“President Obama grew up without his dad, and has said that being a father is the most important job he has,” the Web site says.

In addition to the pledge, the Web site includes a wide range of topics for fathers, including domestic violence, stepfamilies, “incarceration and reentry” and child support and custody issues.

A “games and activities” section encourages fathers to direct their children to the PBS Kids Web site for “curriculum based entertainment.” It also recommends Sesame Street, Nickelodeon and Disney Web sites.

Under “Valentine’s Day Activities,” in addition to making cards and baking sweets, the Web site includes a link to the National Healthy Marriage Resource Center, a clearinghouse on marriage issues. There, fathers can find relationship advice, including tips on dating.

One article posted by the National Healthy Marriage Resource Center suggests that individuals list the characteristics they are seeking in a mate. It also advises them to pay attention to “deal breakers.”

“A deal breaker might be someone who smokes, has a huge amount of debt, doesn’t like dogs, didn’t graduate from high school, etc.,” the article states. “Deal breakers will vary from person to person, but you should not compromise on the things that are important to you.”

A section on “premarital communications” says couples should talk about “everything” before getting married – including topics such as have you “ever had a sex change” and “are you legally single.”

Talk about everything before marriage like your families, parenting styles, career goals and aspirations, where you want to live, where you like to vacation, religious preferences, where you grew up, what your childhood was like, finances, finances, finances, budgeting, credit reports, health issues, have you ever been incarcerated, confined to a mental institution, ever had a sex change, have children from a previous relationship, are you a fugitive, are you bisexual, ever declared bankruptcy, HIV/AIDS, STDS, previous pregnancies, do you want children, and are you legally single.

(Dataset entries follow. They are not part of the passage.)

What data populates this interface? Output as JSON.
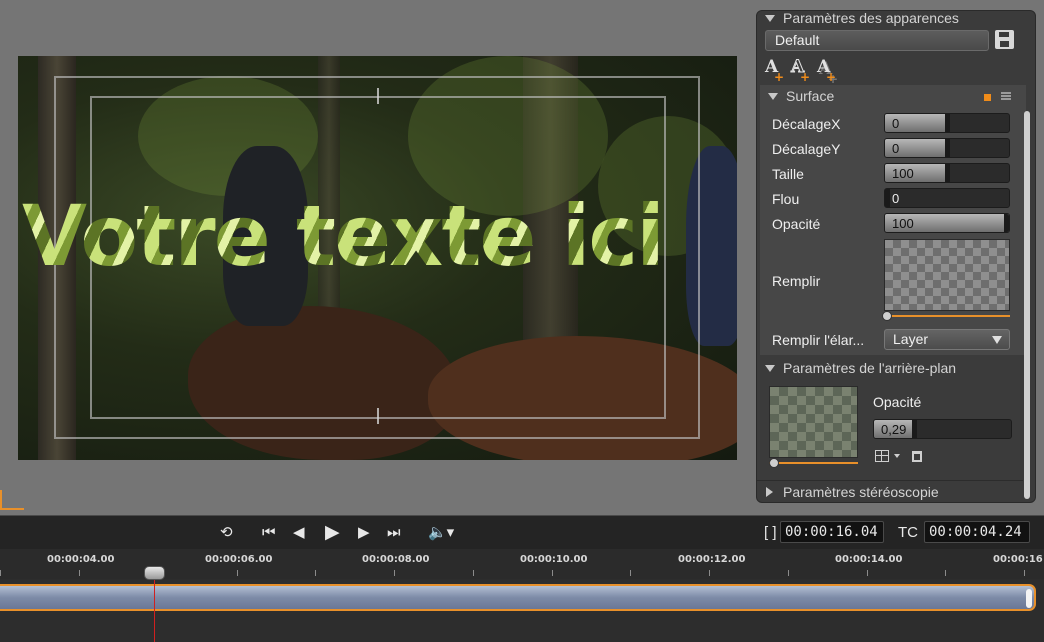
{
  "preview": {
    "title_text": "Votre texte ici"
  },
  "panel": {
    "appearance_header": "Paramètres des apparences",
    "preset_value": "Default",
    "surface_header": "Surface",
    "props": {
      "offset_x": {
        "label": "DécalageX",
        "value": "0",
        "level": 0.5
      },
      "offset_y": {
        "label": "DécalageY",
        "value": "0",
        "level": 0.5
      },
      "size": {
        "label": "Taille",
        "value": "100",
        "level": 0.5
      },
      "blur": {
        "label": "Flou",
        "value": "0",
        "level": 0
      },
      "opacity": {
        "label": "Opacité",
        "value": "100",
        "level": 1
      }
    },
    "fill_label": "Remplir",
    "fill_mode_label": "Remplir l'élar...",
    "fill_mode_value": "Layer",
    "background_header": "Paramètres de l'arrière-plan",
    "background_opacity_label": "Opacité",
    "background_opacity_value": "0,29",
    "background_opacity_level": 0.29,
    "stereo_header": "Paramètres stéréoscopie"
  },
  "transport": {
    "duration_label": "[ ]",
    "duration_value": "00:00:16.04",
    "tc_label": "TC",
    "tc_value": "00:00:04.24"
  },
  "timeline": {
    "ruler_labels": [
      "00:00:04.00",
      "00:00:06.00",
      "00:00:08.00",
      "00:00:10.00",
      "00:00:12.00",
      "00:00:14.00",
      "00:00:16"
    ]
  },
  "colors": {
    "accent": "#e8902a",
    "playhead": "#d02020",
    "clip": "#7d8ba7"
  }
}
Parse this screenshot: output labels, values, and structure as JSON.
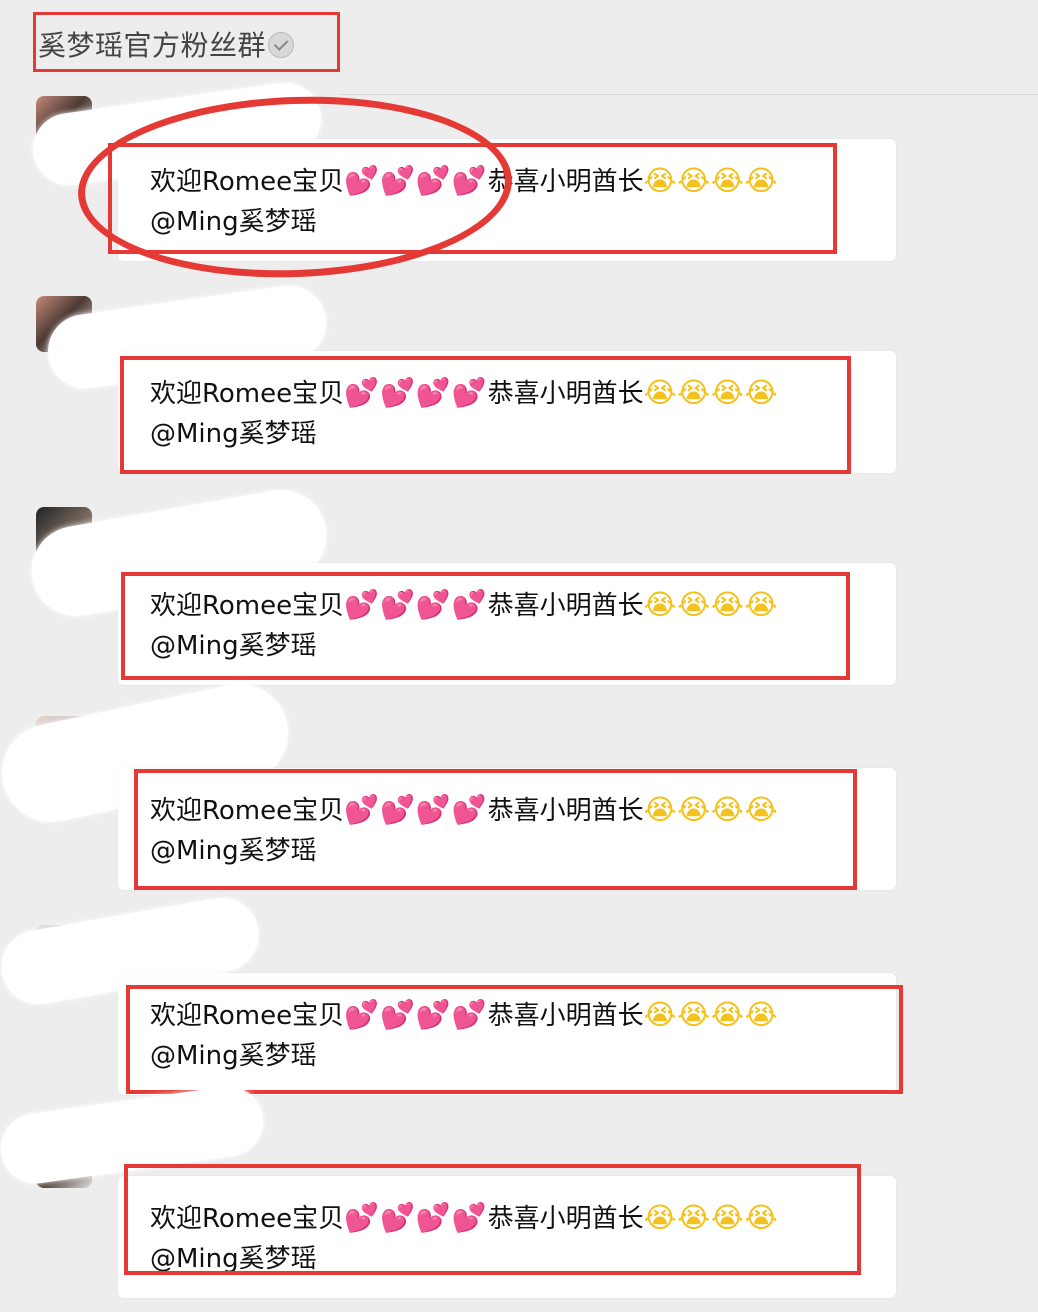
{
  "group": {
    "title": "奚梦瑶官方粉丝群"
  },
  "messages": [
    {
      "text_1": "欢迎Romee宝贝",
      "hearts": "💕💕💕💕",
      "text_2": "恭喜小明酋长",
      "cry": "😭😭😭😭",
      "line_2": "@Ming奚梦瑶"
    },
    {
      "text_1": "欢迎Romee宝贝",
      "hearts": "💕💕💕💕",
      "text_2": "恭喜小明酋长",
      "cry": "😭😭😭😭",
      "line_2": "@Ming奚梦瑶"
    },
    {
      "text_1": "欢迎Romee宝贝",
      "hearts": "💕💕💕💕",
      "text_2": "恭喜小明酋长",
      "cry": "😭😭😭😭",
      "line_2": "@Ming奚梦瑶"
    },
    {
      "text_1": "欢迎Romee宝贝",
      "hearts": "💕💕💕💕",
      "text_2": "恭喜小明酋长",
      "cry": "😭😭😭😭",
      "line_2": "@Ming奚梦瑶"
    },
    {
      "text_1": "欢迎Romee宝贝",
      "hearts": "💕💕💕💕",
      "text_2": "恭喜小明酋长",
      "cry": "😭😭😭😭",
      "line_2": "@Ming奚梦瑶"
    },
    {
      "text_1": "欢迎Romee宝贝",
      "hearts": "💕💕💕💕",
      "text_2": "恭喜小明酋长",
      "cry": "😭😭😭😭",
      "line_2": "@Ming奚梦瑶"
    }
  ]
}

Talk about everything. The more you know the better decisions you can make.

A 54-minute podcast with “relationship experts” discusses the pros and cons of un-married couples living together. One expert states at the beginning of the podcast that he does not want to be an “infomercial” against living together because “I did it.”

The podcast offers statistics showing that the majority of couples who live together don’t get married and those who live together before they get married have higher rates of divorce.

The National Healthy Marriage Resource Center – launched with initial funding from the Health and Human Services Department -- also offers a video clip of First Lady Michelle Obama’s Nov. 1 interview with the New York Times in which she says “good marriages take work” and that it would be unfair to young people to represent marriage as “this perfection that doesn’t exist.”